• _What the task requires_:
Repeat the entries exactly but omit the pictures.

• _Extracted records_:
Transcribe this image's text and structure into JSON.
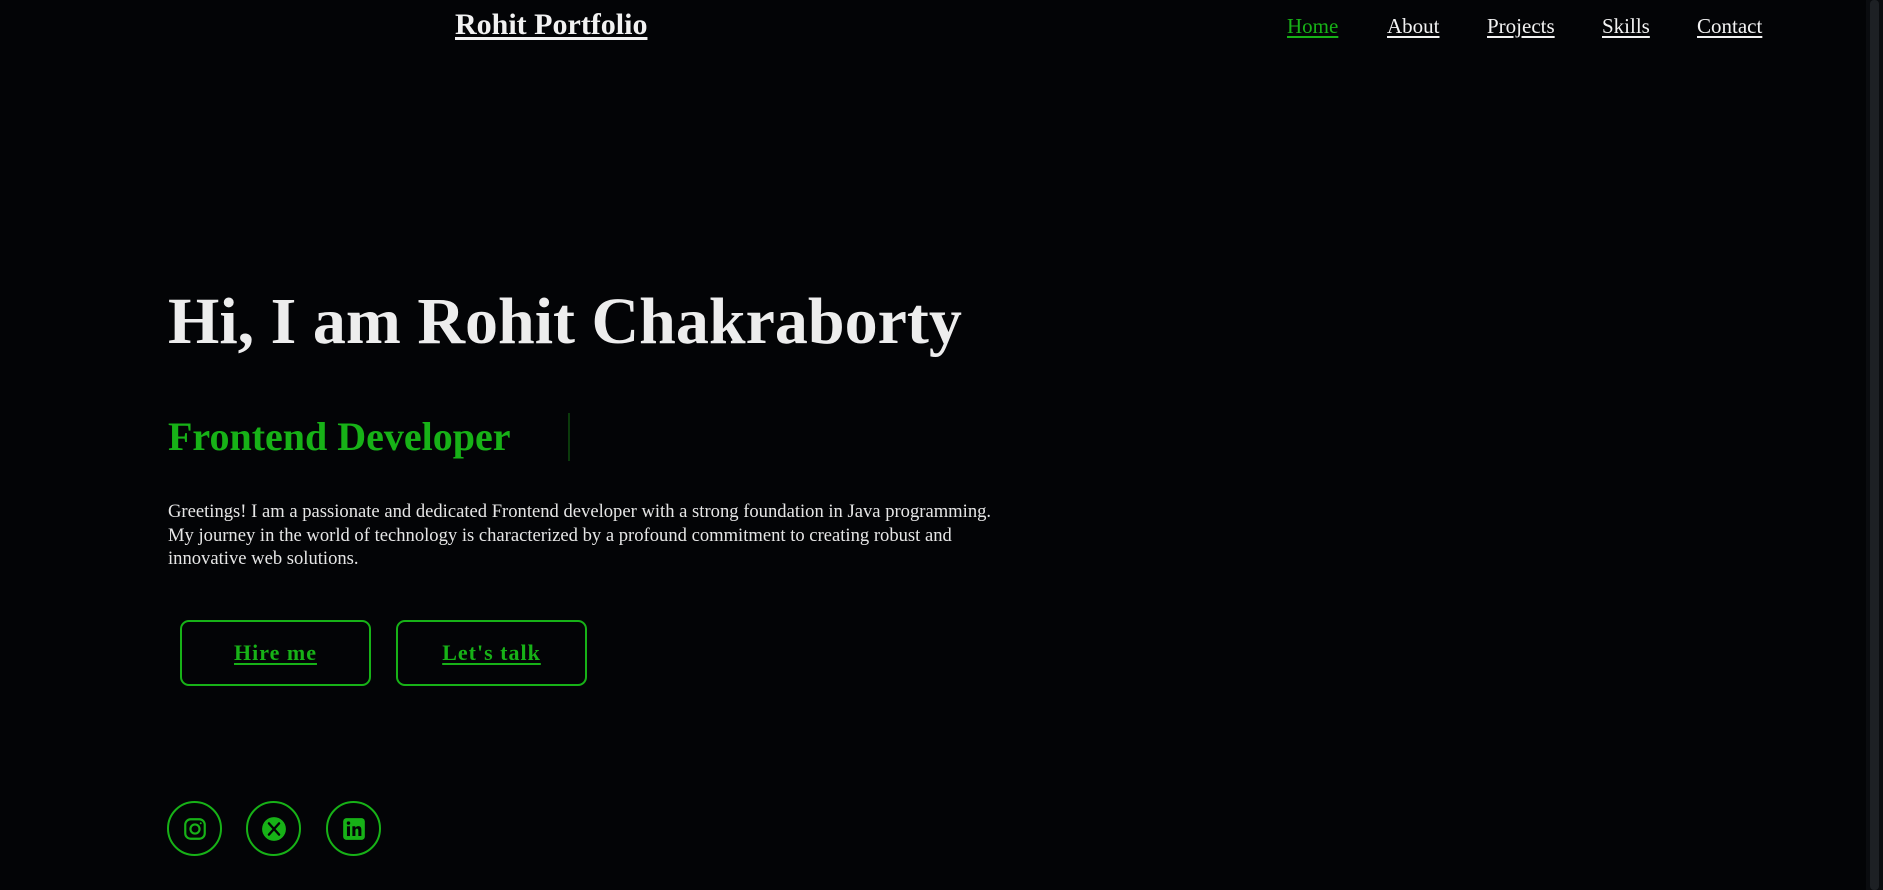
{
  "header": {
    "brand": "Rohit Portfolio",
    "nav": [
      "Home",
      "About",
      "Projects",
      "Skills",
      "Contact"
    ],
    "active_index": 0
  },
  "hero": {
    "title": "Hi, I am Rohit Chakraborty",
    "role": "Frontend Developer",
    "bio": "Greetings! I am a passionate and dedicated Frontend developer with a strong foundation in Java programming. My journey in the world of technology is characterized by a profound commitment to creating robust and innovative web solutions.",
    "buttons": {
      "hire": "Hire me",
      "talk": "Let's talk"
    }
  },
  "social": [
    {
      "icon": "instagram-icon"
    },
    {
      "icon": "x-twitter-icon"
    },
    {
      "icon": "linkedin-icon"
    }
  ],
  "colors": {
    "background": "#030406",
    "accent": "#17b217",
    "text": "#ececec"
  }
}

• _Solution to the exercise_:
Transcribe this image's text and structure into JSON.
{
  "header": {
    "brand": "Rohit Portfolio",
    "nav": [
      "Home",
      "About",
      "Projects",
      "Skills",
      "Contact"
    ],
    "active_index": 0
  },
  "hero": {
    "title": "Hi, I am Rohit Chakraborty",
    "role": "Frontend Developer",
    "bio": "Greetings! I am a passionate and dedicated Frontend developer with a strong foundation in Java programming. My journey in the world of technology is characterized by a profound commitment to creating robust and innovative web solutions.",
    "buttons": {
      "hire": "Hire me",
      "talk": "Let's talk"
    }
  },
  "social": [
    {
      "icon": "instagram-icon"
    },
    {
      "icon": "x-twitter-icon"
    },
    {
      "icon": "linkedin-icon"
    }
  ],
  "colors": {
    "background": "#030406",
    "accent": "#17b217",
    "text": "#ececec"
  }
}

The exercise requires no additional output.